WHAT UNIVERSITY STUDENTS LOOK FOR IN FUTURE EMPLOYERS AND THE IMPLICATIONS FOR COMPANIES THAT SEEK TO HIRE THEM.
When Dan Makoski left Google in mid-2014 to become the first-ever vice president of design at Capital One, heads were turned.
Makoski was a member of Google’s secretive ATAP group – a band of tech savants who are “some of the most experimental hardware, software, and interface designers and engineers on the planet”, according to Fast Company. Capital One’s ability to lure Makoski was unusual because the industry has struggled for years to attract top talent – particularly technology and digital media talent – to what some see as a technology backwater.
“The banking industry has gotten so much negative publicity through the past several years, it has made it more difficult to recruit people,” says Bruce Livesay, CIO at First Horizon National Corp. Catherine Bessant, head of Bank of America’s global technology and operations team, puts it even more flatly: “It’s handto-
And yet, attracting top talent is exactly what the banking industry needs to overcome its myriad and systemic challenges in the coming years. The most pressing talent crisis for banks is related to hiring technology skills due to seismic changes in the industry:
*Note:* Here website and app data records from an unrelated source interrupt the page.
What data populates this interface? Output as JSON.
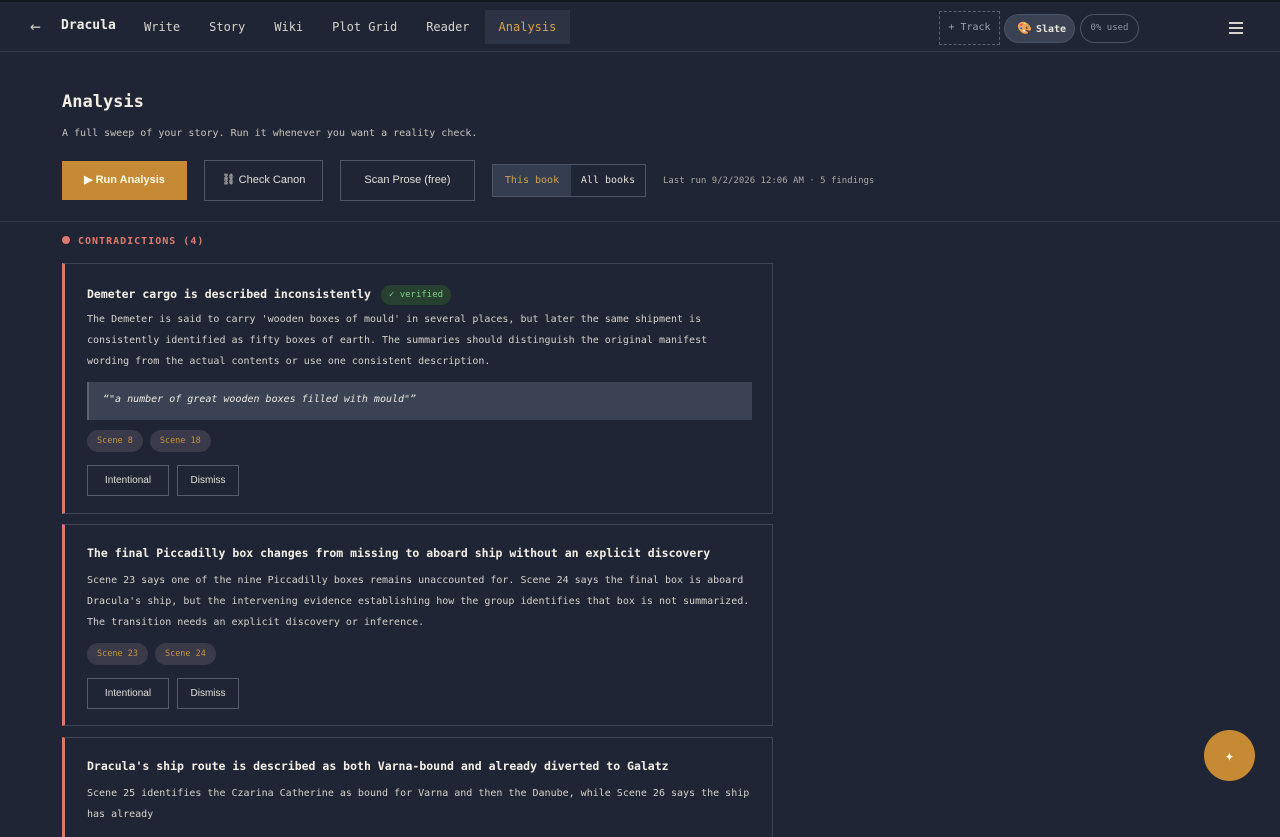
{
  "header": {
    "back_icon": "←",
    "book_title": "Dracula",
    "tabs": [
      {
        "label": "Write"
      },
      {
        "label": "Story"
      },
      {
        "label": "Wiki"
      },
      {
        "label": "Plot Grid"
      },
      {
        "label": "Reader"
      },
      {
        "label": "Analysis"
      }
    ],
    "active_tab": "Analysis",
    "track_label": "+ Track",
    "theme_label": "Slate",
    "theme_icon": "palette-icon",
    "usage_label": "0% used",
    "menu_icon": "hamburger-icon"
  },
  "page": {
    "title": "Analysis",
    "subtitle": "A full sweep of your story. Run it whenever you want a reality check.",
    "run_label": "▶ Run Analysis",
    "canon_label": "⛓ Check Canon",
    "scan_label": "Scan Prose (free)",
    "scope_options": [
      "This book",
      "All books"
    ],
    "scope_selected": "This book",
    "last_run": "Last run 9/2/2026 12:06 AM · 5 findings"
  },
  "section": {
    "title": "CONTRADICTIONS (4)",
    "color": "#e07a6e"
  },
  "findings": [
    {
      "title": "Demeter cargo is described inconsistently",
      "badge": "✓ verified",
      "body": "The Demeter is said to carry 'wooden boxes of mould' in several places, but later the same shipment is consistently identified as fifty boxes of earth. The summaries should distinguish the original manifest wording from the actual contents or use one consistent description.",
      "quote": "“\"a number of great wooden boxes filled with mould\"”",
      "scenes": [
        "Scene 8",
        "Scene 18"
      ],
      "action_intentional": "Intentional",
      "action_dismiss": "Dismiss"
    },
    {
      "title": "The final Piccadilly box changes from missing to aboard ship without an explicit discovery",
      "body": "Scene 23 says one of the nine Piccadilly boxes remains unaccounted for. Scene 24 says the final box is aboard Dracula's ship, but the intervening evidence establishing how the group identifies that box is not summarized. The transition needs an explicit discovery or inference.",
      "scenes": [
        "Scene 23",
        "Scene 24"
      ],
      "action_intentional": "Intentional",
      "action_dismiss": "Dismiss"
    },
    {
      "title": "Dracula's ship route is described as both Varna-bound and already diverted to Galatz",
      "body": "Scene 25 identifies the Czarina Catherine as bound for Varna and then the Danube, while Scene 26 says the ship has already"
    }
  ],
  "fab_icon": "✦",
  "colors": {
    "accent": "#c58a33",
    "background": "#1f2534",
    "contradiction": "#d9786c",
    "verified": "#7fd08a"
  }
}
In addition to the challenge of recruiting tech talent, banks also struggle to attract top talent in risk management, data analytics and HR/talent development, to name a few. And like many other so-called ‘boring’ industries, banks simply do not have strong employer branding programs to attract, recruit and retain the very best professionals. Long known as a traditional, innovation-poor industry, financial institutions rarely tell their employer brand story in an authentic, engaging way. (It does not help that the industry still suffers from a lingering negative image after the banking crisis.)
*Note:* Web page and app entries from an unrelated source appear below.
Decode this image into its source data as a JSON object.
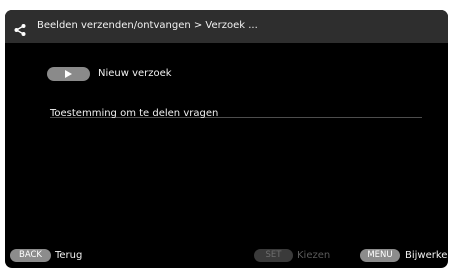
{
  "header": {
    "icon": "share-icon",
    "title": "Beelden verzenden/ontvangen > Verzoek ..."
  },
  "main": {
    "new_request": {
      "icon": "play-icon",
      "label": "Nieuw verzoek"
    },
    "permission_label": "Toestemming om te delen vragen"
  },
  "footer": {
    "back_key": "BACK",
    "back_label": "Terug",
    "set_key": "SET",
    "set_label": "Kiezen",
    "menu_key": "MENU",
    "menu_label": "Bijwerken"
  },
  "colors": {
    "background": "#000000",
    "header_bar": "#2e2e2e",
    "key_pill": "#8c8c8c",
    "disabled_key": "#3a3a3a",
    "disabled_text": "#5a5a5a"
  }
}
Even with all these challenges, banks have a compelling story to tell future employees. In few industries is the role of technology innovation such a differentiator as it is in banking. From mobile banking and online payment tools to new ATM technologies and virtual currencies – the industry is undergoing a sea change in how it interacts with customers. On top of that, the forecast for economic growth is very strong, particularly in regions currently underserved by banking. New populations across the globe are demanding financial products that were once off-limits: mortgages, investment services, small business lending and retail banking.
Each year Universum surveys the professional expectations of one million career-seekers from 55 countries, and publishes dozens of reports on the top issues affecting global talent and the companies that hire talent. In this report, part of our Talent Insights Series, we uncover what university students look for in future banking employers – and how companies can translate these findings into actionable steps for HR, recruiting and C-level leadership. For the financial services industry, the task is both daunting and full of promise.
What university students look for in future employers and the implications for companies that seek to hire them. Learn more by downloading this special report.